Over the last 12 months, the Silverstein Foundation has quickly established itself as a major focused force in the fight against Parkinson’s.

And when I say ‘focused’, I mean ‘focused’ –  the foundation is “actively pursues and invests in cutting edge research with the goal of discovering new therapies for the treatment of Parkinson’s Disease in glucocerebrosidase (GBA) mutation carriers”.

But the output of this effort may well have major benefits for the entire Parkinson’s community.

In today’s post, we will discuss what GBA is, how it functions inside cells, its association with Parkinson’s, and what all of this GBA focused research being funded by the Silverstein Foundation could mean for the Parkinson’s community.


Jonathan Silverstein. Source: Forbes

This is Jonathan Silverstein.

He’s a dude.

He is also a General Partner and a Co-Head of Global Private Equity at OrbiMed – the world’s largest fully dedicated healthcare fund manager. During his time at OrbiMed, the company has invested in healthcare companies that have been involved with over 60 FDA approved products.

In February 2017, he was diagnosed with Parkinson’s disease at just 49 years of age.

Rather than simply accepting this diagnosis, however, Mr Silverstein decided to apply the skills that he has built over a long and successful career in funding biotech technology, and in March 2017, he and his wife, Natalie, set up the Silverstein Foundation.

They raised $6 million from donors and then provided another $10 million of their own money to fund the endeavour, which has funded a dozen research projects and started a new company called Prevail Therapeutics (we’ll come back to this shortly).

Source: Businesswire

The foundation has just one mission: “to actively pursue and invest in cutting edge research with the goal of discovering new therapies for the treatment of Parkinson’s Disease in GBA mutation carriers”

And it seeks to address this by achieving three goals:

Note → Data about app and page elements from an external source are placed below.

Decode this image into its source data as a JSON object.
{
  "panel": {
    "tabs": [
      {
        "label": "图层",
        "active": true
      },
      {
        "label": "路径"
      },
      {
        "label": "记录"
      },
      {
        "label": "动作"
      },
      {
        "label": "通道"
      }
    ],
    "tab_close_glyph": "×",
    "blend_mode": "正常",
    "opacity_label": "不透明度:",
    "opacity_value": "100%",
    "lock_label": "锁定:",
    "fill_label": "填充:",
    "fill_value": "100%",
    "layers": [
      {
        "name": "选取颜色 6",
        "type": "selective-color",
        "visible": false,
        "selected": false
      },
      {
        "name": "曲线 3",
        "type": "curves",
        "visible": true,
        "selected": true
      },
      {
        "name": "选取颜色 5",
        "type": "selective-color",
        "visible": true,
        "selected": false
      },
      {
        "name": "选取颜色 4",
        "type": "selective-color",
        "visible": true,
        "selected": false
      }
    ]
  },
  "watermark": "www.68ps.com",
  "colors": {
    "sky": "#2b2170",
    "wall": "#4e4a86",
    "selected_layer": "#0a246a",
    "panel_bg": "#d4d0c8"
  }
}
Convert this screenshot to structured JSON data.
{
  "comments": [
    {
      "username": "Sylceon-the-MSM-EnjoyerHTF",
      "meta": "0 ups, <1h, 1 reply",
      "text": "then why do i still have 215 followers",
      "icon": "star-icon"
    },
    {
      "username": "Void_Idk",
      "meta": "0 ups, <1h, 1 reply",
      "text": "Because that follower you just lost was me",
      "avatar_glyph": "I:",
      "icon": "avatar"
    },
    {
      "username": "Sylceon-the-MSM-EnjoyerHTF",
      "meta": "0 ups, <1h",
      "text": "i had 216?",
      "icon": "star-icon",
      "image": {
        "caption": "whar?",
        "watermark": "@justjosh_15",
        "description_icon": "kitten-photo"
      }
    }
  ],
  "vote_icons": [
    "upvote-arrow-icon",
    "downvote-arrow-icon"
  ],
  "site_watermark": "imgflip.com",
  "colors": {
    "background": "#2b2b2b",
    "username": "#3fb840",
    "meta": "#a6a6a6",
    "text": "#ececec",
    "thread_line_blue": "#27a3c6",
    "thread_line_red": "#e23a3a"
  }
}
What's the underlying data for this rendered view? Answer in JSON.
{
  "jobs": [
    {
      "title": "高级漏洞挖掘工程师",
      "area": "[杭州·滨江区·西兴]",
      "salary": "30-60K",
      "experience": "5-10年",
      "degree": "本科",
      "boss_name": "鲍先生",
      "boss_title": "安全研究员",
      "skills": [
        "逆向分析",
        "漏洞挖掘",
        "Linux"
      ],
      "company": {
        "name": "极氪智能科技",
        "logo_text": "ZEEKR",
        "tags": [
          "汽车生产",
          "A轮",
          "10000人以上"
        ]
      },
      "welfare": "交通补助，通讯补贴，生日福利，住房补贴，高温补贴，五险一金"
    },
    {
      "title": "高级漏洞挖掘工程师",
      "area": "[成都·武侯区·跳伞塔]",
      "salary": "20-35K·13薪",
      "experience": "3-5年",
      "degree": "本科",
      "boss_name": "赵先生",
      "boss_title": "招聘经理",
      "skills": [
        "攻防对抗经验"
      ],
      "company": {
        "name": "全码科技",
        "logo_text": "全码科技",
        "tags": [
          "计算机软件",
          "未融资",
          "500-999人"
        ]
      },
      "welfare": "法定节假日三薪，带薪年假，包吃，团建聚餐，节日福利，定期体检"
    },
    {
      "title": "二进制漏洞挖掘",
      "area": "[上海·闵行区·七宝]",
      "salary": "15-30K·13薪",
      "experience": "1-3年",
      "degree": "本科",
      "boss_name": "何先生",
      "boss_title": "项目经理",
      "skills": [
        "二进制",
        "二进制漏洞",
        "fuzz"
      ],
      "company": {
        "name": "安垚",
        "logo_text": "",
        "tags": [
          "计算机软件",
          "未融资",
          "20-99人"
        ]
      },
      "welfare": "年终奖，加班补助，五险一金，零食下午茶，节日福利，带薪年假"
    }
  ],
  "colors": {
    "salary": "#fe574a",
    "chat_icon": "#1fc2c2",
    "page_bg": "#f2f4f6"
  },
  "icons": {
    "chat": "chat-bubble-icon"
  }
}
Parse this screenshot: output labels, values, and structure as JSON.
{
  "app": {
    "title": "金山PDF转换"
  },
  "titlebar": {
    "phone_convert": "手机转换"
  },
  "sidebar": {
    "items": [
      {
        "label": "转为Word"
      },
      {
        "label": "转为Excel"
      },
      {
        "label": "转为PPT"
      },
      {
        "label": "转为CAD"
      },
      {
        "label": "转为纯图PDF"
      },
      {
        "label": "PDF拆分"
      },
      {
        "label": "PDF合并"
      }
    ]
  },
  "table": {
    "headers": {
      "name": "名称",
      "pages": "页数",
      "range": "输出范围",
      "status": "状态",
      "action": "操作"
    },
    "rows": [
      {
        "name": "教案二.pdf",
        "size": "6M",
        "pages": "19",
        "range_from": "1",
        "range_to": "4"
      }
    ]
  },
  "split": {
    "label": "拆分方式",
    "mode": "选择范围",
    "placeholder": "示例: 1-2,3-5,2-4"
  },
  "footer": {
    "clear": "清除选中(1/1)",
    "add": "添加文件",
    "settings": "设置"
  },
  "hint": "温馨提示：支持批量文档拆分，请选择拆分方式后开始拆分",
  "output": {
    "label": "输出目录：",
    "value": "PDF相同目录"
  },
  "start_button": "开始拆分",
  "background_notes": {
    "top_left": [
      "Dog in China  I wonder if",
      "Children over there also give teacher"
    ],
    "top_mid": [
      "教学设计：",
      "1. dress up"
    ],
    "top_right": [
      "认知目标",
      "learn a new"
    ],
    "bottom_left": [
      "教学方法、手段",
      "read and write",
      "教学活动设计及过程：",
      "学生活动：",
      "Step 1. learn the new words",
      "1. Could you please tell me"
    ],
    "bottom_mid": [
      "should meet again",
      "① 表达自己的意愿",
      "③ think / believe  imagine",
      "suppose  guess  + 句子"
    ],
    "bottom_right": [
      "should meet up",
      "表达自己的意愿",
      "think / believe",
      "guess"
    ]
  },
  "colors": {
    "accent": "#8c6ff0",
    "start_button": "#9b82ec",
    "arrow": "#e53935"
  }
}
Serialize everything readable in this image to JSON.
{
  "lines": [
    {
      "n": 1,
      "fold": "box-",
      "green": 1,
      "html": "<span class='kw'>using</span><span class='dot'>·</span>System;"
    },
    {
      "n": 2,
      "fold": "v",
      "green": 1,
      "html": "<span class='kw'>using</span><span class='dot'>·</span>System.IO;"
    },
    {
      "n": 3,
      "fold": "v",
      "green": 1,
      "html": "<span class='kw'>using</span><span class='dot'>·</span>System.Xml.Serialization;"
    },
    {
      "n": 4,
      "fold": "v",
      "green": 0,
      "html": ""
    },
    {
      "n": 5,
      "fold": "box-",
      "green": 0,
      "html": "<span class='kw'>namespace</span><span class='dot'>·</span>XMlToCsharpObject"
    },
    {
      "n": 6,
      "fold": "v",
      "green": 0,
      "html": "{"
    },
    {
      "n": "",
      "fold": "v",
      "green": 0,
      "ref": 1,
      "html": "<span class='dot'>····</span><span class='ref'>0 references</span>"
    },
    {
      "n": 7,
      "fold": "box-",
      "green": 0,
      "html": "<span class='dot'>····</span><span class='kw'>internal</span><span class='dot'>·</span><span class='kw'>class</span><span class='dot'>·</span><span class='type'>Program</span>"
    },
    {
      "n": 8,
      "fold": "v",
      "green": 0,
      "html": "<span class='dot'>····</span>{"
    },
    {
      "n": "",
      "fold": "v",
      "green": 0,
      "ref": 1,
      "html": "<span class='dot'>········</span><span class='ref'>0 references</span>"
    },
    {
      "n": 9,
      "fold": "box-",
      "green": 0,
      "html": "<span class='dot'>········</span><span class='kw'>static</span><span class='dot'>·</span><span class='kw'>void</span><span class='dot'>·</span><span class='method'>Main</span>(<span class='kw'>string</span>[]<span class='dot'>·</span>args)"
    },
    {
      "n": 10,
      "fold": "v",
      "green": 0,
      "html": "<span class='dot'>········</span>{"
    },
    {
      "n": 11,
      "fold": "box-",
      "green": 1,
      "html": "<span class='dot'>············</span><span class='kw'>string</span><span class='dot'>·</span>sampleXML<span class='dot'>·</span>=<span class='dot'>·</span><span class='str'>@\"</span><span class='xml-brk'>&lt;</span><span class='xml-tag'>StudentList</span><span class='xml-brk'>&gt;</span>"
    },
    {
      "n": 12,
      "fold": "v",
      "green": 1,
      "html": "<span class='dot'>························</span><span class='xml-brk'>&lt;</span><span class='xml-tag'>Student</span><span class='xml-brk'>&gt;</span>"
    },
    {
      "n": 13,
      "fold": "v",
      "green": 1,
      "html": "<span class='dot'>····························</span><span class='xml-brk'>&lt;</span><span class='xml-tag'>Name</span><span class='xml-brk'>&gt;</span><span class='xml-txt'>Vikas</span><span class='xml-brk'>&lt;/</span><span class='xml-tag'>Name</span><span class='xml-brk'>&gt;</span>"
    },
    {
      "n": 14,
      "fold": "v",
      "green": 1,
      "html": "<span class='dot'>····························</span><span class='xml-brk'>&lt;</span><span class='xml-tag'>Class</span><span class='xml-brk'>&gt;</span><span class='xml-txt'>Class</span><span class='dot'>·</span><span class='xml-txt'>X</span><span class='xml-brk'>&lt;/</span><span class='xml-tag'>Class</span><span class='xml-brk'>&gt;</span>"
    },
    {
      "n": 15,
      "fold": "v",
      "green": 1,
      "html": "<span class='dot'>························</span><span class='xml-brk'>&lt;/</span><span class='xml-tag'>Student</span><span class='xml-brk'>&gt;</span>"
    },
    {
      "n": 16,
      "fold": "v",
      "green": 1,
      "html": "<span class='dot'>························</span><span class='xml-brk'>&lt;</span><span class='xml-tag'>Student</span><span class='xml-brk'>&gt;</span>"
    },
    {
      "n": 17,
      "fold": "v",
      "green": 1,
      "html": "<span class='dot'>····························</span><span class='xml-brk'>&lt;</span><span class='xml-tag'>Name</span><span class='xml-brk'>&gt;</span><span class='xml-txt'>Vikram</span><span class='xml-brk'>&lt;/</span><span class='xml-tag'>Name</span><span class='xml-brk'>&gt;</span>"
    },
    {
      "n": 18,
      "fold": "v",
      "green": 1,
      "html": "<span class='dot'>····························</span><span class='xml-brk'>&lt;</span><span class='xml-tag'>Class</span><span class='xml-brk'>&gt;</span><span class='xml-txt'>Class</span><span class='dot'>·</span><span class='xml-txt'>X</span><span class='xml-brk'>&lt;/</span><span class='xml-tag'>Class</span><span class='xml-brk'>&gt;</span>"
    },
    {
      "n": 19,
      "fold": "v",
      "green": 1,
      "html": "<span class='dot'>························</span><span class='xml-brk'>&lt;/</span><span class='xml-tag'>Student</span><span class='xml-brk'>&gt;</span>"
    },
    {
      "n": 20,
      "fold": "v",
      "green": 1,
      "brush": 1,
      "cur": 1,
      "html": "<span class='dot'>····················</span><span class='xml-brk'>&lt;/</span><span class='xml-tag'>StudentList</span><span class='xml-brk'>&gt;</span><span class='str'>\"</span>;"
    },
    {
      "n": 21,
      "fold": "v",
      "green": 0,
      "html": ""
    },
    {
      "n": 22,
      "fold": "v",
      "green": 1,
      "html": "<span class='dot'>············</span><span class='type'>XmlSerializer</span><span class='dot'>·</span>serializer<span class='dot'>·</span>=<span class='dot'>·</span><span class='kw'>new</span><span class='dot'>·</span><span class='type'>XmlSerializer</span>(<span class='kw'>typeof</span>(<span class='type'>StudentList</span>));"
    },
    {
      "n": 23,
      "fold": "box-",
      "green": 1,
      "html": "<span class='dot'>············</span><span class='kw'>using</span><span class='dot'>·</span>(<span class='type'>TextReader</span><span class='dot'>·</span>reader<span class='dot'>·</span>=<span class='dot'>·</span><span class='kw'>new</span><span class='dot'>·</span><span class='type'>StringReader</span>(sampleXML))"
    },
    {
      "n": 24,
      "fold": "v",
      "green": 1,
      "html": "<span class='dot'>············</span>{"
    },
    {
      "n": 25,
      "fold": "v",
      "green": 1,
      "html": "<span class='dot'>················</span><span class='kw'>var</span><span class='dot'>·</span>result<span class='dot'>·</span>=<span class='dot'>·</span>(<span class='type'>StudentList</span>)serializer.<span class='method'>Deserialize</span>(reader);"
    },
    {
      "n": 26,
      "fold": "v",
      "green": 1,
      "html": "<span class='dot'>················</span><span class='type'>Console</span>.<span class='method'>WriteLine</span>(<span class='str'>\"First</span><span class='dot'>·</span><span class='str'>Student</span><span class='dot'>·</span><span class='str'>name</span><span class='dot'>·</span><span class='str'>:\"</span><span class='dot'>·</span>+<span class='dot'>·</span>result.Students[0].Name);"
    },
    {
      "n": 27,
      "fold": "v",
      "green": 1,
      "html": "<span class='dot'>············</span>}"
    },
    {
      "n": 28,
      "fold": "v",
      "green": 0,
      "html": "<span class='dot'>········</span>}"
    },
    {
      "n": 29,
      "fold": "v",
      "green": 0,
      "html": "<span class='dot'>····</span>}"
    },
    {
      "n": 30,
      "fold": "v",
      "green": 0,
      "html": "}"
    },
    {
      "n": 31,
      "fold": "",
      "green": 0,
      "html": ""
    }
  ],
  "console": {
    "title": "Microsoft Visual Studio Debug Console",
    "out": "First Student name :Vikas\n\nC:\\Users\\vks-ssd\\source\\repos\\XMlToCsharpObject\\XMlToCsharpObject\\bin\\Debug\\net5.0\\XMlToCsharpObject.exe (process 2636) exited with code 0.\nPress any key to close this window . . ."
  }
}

  1. to find a way to halt the progression of Parkinson’s with GBA.
  2. to identify regenerative approaches to replace the damaged/lost cells
  3. to find preventative measures

What is ‘GBA’?

Continue reading